Records from a data source
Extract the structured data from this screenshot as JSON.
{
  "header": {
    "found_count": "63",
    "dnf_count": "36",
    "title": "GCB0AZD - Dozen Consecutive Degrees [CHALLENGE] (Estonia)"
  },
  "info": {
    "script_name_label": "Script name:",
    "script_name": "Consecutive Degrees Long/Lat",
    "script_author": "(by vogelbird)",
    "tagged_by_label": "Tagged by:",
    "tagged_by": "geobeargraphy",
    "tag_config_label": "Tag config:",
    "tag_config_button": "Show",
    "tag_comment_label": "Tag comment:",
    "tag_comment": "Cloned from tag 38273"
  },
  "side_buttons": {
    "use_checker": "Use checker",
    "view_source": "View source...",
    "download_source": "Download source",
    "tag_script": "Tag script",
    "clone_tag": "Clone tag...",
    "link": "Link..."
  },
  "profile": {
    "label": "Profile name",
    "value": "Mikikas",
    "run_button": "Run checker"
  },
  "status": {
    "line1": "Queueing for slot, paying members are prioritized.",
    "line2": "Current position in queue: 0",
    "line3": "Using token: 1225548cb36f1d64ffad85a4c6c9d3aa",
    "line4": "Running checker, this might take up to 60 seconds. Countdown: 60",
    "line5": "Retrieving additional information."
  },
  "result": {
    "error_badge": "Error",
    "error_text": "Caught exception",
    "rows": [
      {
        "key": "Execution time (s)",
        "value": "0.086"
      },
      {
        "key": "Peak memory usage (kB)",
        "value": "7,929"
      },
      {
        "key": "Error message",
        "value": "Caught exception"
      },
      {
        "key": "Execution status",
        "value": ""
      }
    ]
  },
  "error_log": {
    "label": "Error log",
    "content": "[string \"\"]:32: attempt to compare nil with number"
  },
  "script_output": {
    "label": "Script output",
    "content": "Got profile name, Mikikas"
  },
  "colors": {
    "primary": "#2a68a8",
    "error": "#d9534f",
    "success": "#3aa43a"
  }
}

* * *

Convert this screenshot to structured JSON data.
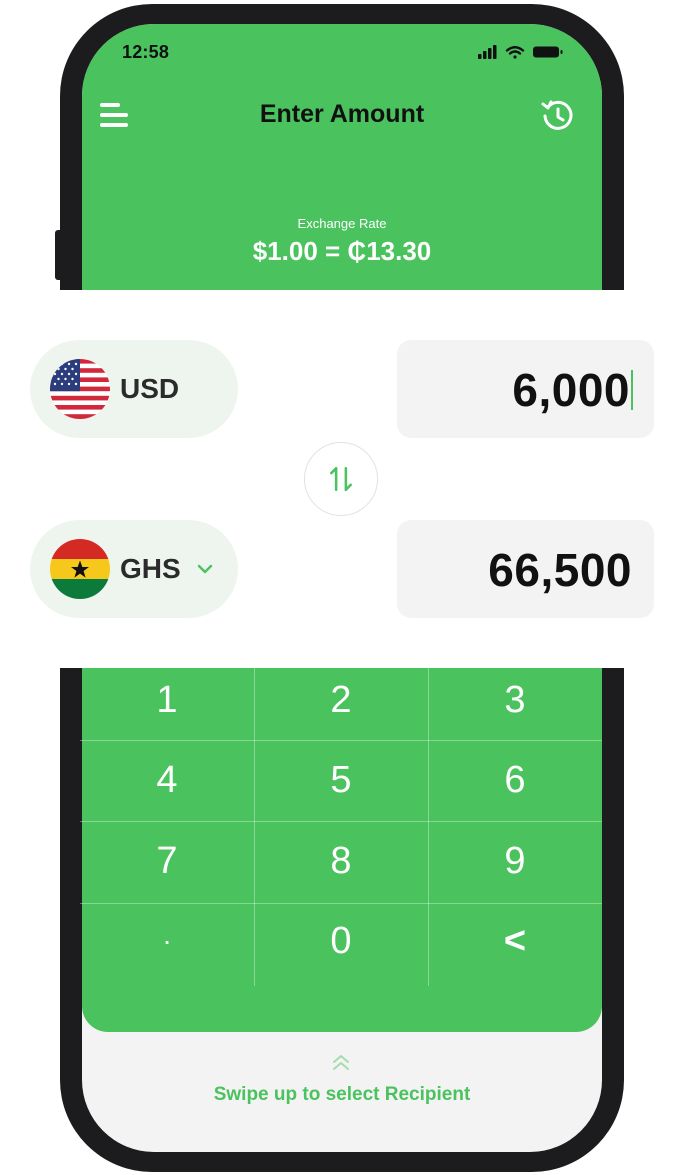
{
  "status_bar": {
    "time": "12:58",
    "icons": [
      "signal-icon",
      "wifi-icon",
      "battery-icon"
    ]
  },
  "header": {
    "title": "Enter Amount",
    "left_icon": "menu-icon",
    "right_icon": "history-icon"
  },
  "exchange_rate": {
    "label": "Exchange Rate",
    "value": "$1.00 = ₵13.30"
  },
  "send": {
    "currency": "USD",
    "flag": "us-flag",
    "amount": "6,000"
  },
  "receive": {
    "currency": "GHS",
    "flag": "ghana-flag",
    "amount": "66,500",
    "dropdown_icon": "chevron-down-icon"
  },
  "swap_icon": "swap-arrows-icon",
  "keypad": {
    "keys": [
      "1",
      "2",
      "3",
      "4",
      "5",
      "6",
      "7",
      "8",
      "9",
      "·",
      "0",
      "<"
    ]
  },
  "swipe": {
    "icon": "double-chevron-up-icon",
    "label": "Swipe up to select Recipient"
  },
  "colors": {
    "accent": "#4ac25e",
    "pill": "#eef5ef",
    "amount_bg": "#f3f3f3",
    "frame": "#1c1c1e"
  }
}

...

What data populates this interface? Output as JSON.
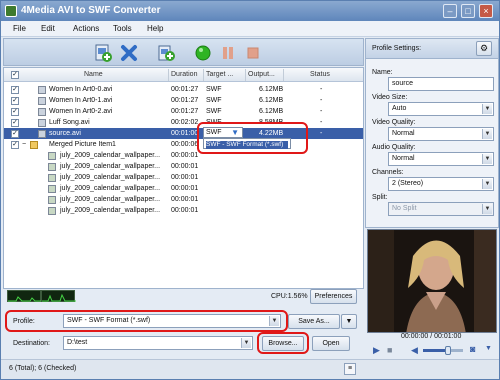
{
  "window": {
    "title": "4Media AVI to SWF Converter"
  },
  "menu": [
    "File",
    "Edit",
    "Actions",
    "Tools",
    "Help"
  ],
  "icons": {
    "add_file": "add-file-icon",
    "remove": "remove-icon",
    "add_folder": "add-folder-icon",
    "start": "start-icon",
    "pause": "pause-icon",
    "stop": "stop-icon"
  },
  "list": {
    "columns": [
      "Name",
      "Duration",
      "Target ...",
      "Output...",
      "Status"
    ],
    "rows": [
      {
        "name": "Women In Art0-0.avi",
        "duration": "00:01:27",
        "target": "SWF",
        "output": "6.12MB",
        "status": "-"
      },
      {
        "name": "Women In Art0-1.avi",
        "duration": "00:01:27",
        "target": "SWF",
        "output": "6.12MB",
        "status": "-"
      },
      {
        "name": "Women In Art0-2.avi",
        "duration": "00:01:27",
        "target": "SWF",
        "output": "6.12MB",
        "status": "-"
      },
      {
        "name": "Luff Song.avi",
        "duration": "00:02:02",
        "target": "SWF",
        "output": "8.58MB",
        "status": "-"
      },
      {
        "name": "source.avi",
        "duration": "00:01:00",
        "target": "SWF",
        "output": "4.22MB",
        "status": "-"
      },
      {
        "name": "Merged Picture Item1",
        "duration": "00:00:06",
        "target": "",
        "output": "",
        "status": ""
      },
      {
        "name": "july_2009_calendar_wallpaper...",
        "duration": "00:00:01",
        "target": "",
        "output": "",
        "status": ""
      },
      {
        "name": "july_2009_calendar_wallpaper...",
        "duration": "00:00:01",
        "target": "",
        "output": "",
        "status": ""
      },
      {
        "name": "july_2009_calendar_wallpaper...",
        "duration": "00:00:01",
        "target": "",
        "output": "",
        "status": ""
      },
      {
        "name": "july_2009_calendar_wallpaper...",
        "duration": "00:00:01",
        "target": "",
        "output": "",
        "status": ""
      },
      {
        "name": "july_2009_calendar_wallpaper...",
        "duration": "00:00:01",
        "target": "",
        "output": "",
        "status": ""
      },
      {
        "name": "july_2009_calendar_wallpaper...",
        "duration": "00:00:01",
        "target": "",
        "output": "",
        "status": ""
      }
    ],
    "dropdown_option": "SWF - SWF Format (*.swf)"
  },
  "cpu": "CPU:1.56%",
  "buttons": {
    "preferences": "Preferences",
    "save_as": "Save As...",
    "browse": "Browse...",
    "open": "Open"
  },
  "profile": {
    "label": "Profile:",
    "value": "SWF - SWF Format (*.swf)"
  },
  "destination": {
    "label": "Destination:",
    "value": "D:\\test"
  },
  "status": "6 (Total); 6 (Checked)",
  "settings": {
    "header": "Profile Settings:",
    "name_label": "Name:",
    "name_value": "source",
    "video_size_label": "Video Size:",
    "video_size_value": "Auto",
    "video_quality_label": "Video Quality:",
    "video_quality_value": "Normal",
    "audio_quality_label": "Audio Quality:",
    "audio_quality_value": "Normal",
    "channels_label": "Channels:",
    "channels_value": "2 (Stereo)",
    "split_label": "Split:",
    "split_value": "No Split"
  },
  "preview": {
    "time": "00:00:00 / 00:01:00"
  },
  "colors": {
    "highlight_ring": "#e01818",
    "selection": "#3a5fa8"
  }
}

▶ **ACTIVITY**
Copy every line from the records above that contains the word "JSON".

▶ **RESULT BELOW**
Extract the structured data from this screenshot as JSON.
Convert this screenshot to structured JSON data.
What data populates this interface? Output as JSON.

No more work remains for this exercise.